For a number of years now, each holiday season, my craving for British mince pies becomes insatiable, and I make it a point to go out and seek these delicious deserts in large quantities. For the last couple of years I’ve managed to secure these mince pies at the A Touch of Britain store, but I have also been saying that I really need to learn to make my own batch, and that way I could have a never ending supply and I’d be saving money too, as they don’t come cheap. 2010 is the year I made this happen.
After doing a little research on a number of different recipes, I settled on this one from the Traditional British Recipes site. As far as ingredients goes, it’s pretty simple stuff:
- 12 oz/350g all purpose/plain flour
- Pinch of salt
- 8oz/ 225g butter, cubed or an equal mix of butter and lard
- 1 beaten egg + 1 cold water as needed
- 1 jar of mincemeat, shop bought or home made
- 2 tbsp icing sugar
The only thing that can be a little tricky to procure is the mincemeat, though I had no problems this time. After discovering a number of British foods and candies now being carried by Safeway, I asked for help and was shown another seasonal British food section and right next to the Christmas pudding was a big jar of mincemeat.
Here are the directions:
Heat the oven to 400°F/205°C/Gas 6
Make the Pastry
- Place the flour, butter and salt into a large clean bowl.
- Rub the butter into the flour with your fingertips until the mixture resembles fine breadcrumbs, working as quickly as possible to prevent the dough becoming warm.
- Add the egg to the mixture and using a cold knife stir, add cold water a teaspoon at a time until the mixture binds but don’t make it too wet that it is sticky.

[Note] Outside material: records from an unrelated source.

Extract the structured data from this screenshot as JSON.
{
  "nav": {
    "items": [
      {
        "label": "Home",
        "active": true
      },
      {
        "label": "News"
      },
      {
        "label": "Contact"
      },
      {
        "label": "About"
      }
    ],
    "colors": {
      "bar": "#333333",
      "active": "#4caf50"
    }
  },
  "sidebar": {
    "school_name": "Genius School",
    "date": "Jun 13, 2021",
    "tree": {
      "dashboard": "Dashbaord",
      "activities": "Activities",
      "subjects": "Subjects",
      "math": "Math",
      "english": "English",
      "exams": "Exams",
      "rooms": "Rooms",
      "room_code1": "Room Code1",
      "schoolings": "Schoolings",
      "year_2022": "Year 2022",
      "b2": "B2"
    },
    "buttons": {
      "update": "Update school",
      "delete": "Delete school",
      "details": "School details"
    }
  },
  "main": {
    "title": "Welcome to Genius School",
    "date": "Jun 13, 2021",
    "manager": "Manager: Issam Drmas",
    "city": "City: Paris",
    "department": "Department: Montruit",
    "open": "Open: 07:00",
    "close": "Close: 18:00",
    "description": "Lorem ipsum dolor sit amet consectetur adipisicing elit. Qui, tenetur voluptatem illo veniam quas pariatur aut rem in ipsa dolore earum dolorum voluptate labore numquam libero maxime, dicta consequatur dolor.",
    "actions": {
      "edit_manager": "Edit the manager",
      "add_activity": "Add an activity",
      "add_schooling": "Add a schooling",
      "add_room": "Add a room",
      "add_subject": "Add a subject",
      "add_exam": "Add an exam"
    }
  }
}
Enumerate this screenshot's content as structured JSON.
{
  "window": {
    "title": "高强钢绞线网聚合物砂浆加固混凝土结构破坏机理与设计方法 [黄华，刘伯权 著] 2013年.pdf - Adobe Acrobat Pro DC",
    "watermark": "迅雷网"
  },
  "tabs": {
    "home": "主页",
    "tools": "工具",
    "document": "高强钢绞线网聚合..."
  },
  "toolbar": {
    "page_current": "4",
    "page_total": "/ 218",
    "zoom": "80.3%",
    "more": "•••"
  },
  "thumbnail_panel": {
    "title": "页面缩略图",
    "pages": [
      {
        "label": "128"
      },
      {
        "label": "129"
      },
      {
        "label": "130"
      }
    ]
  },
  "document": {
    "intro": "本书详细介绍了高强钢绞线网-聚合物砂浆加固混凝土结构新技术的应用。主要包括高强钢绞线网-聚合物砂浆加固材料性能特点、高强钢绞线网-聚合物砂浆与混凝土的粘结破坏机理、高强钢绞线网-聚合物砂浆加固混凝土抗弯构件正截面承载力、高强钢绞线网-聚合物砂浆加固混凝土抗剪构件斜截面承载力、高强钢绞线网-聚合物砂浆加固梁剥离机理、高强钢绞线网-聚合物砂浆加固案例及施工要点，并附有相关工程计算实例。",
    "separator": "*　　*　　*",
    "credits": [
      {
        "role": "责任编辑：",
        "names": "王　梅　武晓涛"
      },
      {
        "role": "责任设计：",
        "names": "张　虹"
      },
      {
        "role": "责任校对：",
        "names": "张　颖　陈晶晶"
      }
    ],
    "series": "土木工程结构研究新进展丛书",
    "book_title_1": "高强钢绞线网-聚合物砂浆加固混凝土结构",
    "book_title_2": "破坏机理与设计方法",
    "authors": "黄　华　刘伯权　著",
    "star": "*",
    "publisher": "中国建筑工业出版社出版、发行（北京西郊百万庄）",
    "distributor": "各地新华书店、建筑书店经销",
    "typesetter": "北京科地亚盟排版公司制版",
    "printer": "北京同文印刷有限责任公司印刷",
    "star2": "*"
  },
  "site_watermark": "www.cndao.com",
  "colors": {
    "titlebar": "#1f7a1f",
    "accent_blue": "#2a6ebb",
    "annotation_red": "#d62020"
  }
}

- Wrap the dough in plastic wrap and chill for a minimum of 15 minutes, up to 30 minutes.
The dough can also be made in a food processor by mixing the flour, butter and salt in the bowl of the processor on a pulse setting. When the mixture resembles breadcrumbs, add the egg a slowly, through the funnel until the dough, then add water a tsp at a time until the dough comes together in a ball. Wrap in plastic wrap and chill as above.
Assemble the Pies
- Choose a muffin or bun tin for the size of the pie you want. Choose from a standard 12-cup muffin tin down to small canapé size. The number of pies will depend on the size of cup you choose.
- Dust a work surface lightly with a little flour and roll out two-thirds of the pastry to 1/8″/3mm thick. Cut circles to line the cups of your tin, don’t worry if the pastry doesn’t come to the top.
- Fill the pastry lined tins 2/3 full with mincemeat.
- Roll out the remaining pastry to the same thickness and cut smaller circles to fit as lids on the tarts or to be decorative, cut stars or other fancy shapes.
- Dampen the edges of the tart bases with a little cold water and press the lids on. Make a small hole in the surface of each pie with a small sharp knife to allow the steam to escape (you can omit this if using star-shaped lids).
- Bake in the preheated oven for 20 mins (15 mins if making canape size) or until golden brown. Remove from the oven and sprinkle with the icing sugar.
I’ll be honest, the dough did take me some time to get right and required adding a little extra flour to not make it too sticky. Then it was wrapped up in the fridge for half an hour and then began the rolling and adding of flour, then the re-rolling and adding of more flour, and a number of attempts later, I got the little pies in the tray or tin, and added the mincemeat.
After that it was back to the dough board, to make the little tops or “hats” for the pies. With each top I lightly touched around the edge with water to help it stick to the base of the pie. At this point I used a recommendation from another recipe to add a golden topping to the pies, which involved beating an egg with a tablespoon of water and then brushing the tops of each of the pies, finally adding some sugar and then into the oven they went.
About twenty minutes later they came out looking golden brown, piping hot, and absolutely delicious. After adding some powdered sugar for decoration (see top photo), they were done. I must say the taste of the fresh, hot pastry with the mince makes it well worth all the work instead of the packaged, preserved variety.